• _Exercise prompt_: What is the number of lines in the entries that include the word "label"? Respond with the number only.

• _Materials provided_:

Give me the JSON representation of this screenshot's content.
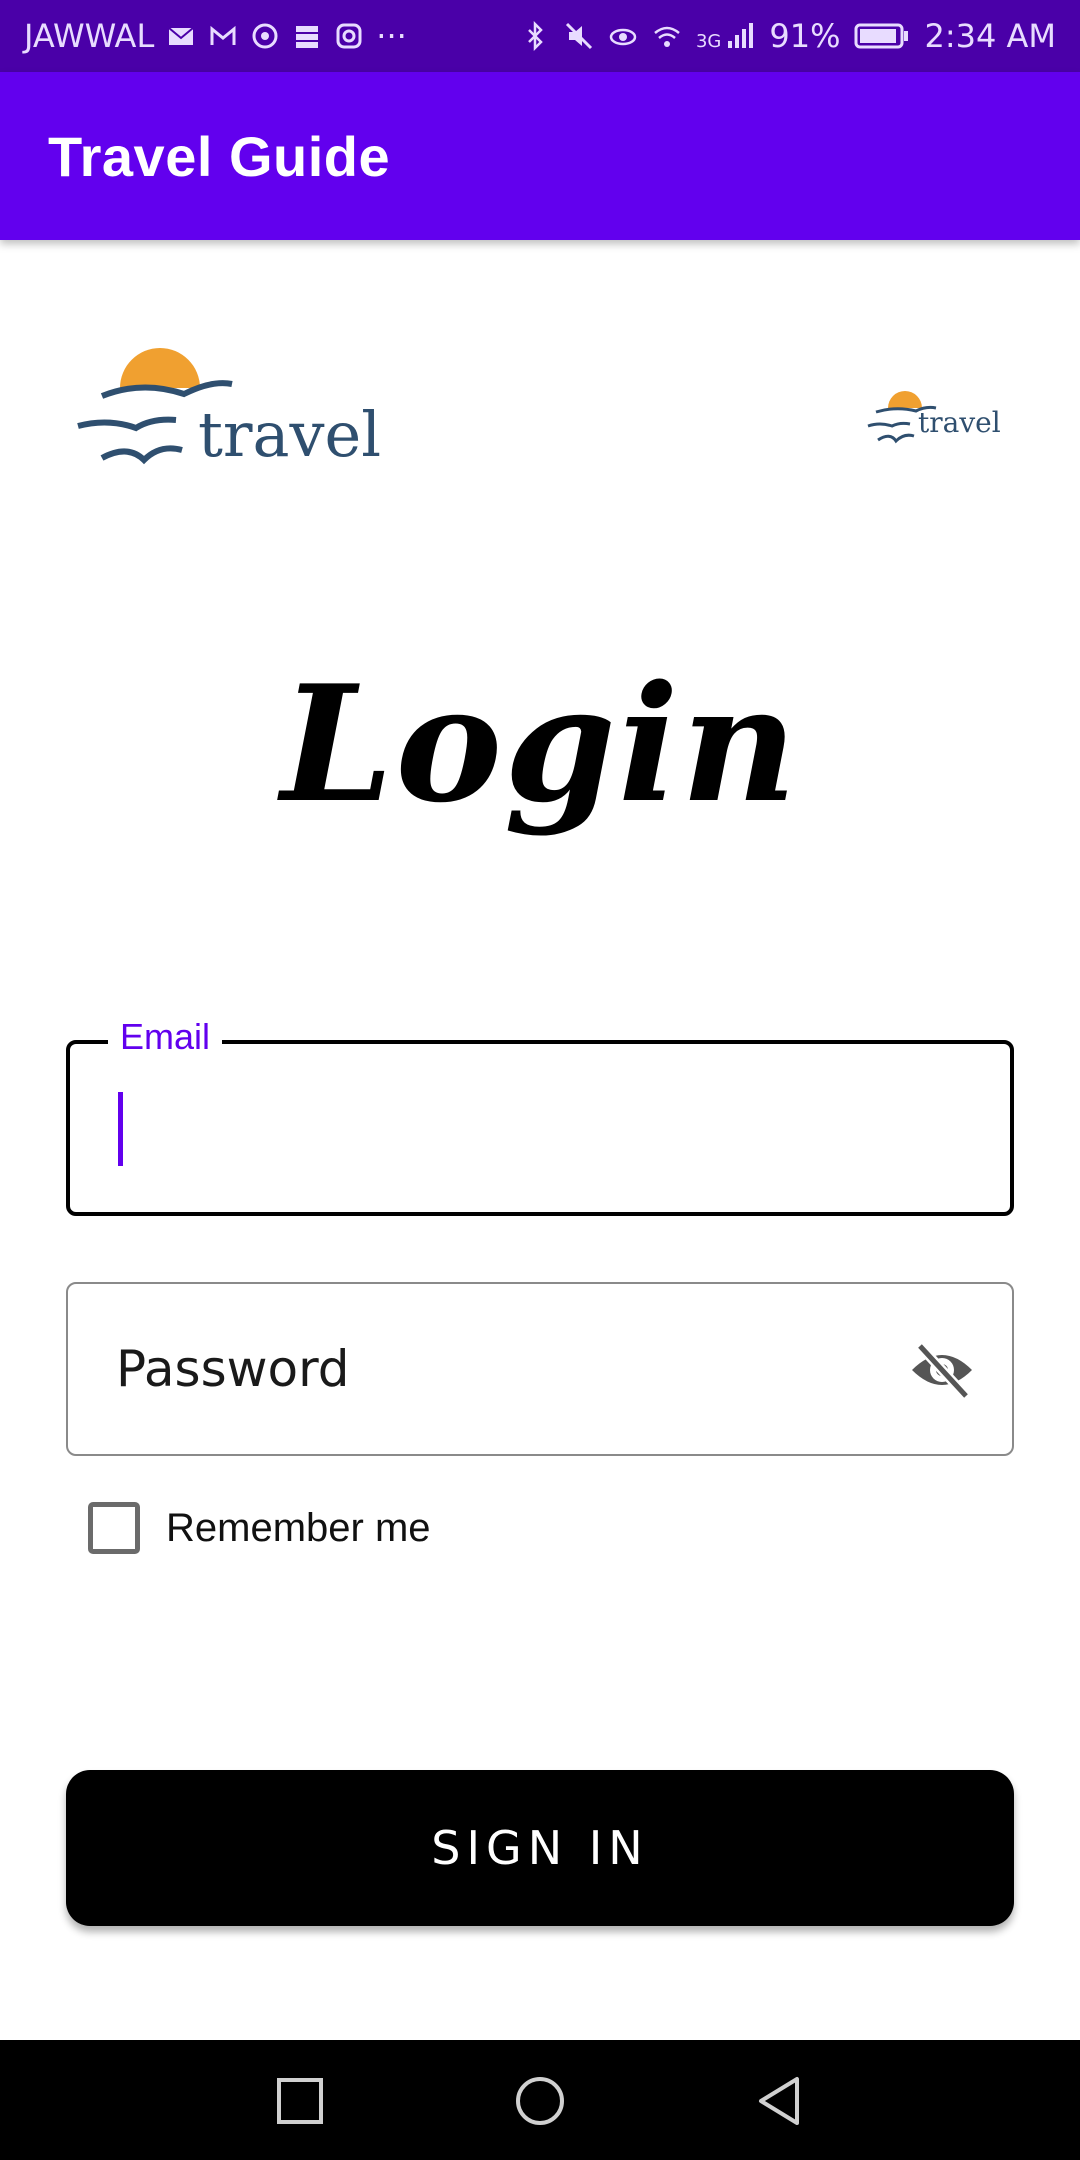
{
  "status_bar": {
    "carrier": "JAWWAL",
    "more": "···",
    "network": "3G",
    "battery": "91%",
    "time": "2:34 AM",
    "icons_left": [
      "mail-icon",
      "gmail-icon",
      "whatsapp-icon",
      "storage-icon",
      "instagram-icon"
    ],
    "icons_right": [
      "bluetooth-icon",
      "mute-icon",
      "eye-comfort-icon",
      "wifi-icon",
      "signal-icon",
      "battery-icon"
    ]
  },
  "app_bar": {
    "title": "Travel Guide"
  },
  "logos": {
    "large_text": "travel",
    "small_text": "travel"
  },
  "login": {
    "heading": "Login"
  },
  "email": {
    "label": "Email",
    "value": ""
  },
  "password": {
    "placeholder": "Password",
    "toggle_icon": "visibility-off-icon"
  },
  "remember": {
    "label": "Remember me",
    "checked": false
  },
  "signin": {
    "label": "SIGN IN"
  },
  "nav": {
    "buttons": [
      "recents-square-icon",
      "home-circle-icon",
      "back-triangle-icon"
    ]
  },
  "colors": {
    "status_bar": "#4a00a8",
    "primary": "#6200ee",
    "logo_text": "#2f4f6f",
    "logo_sun": "#f0a030",
    "button": "#000000"
  }
}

• _Task output_: 3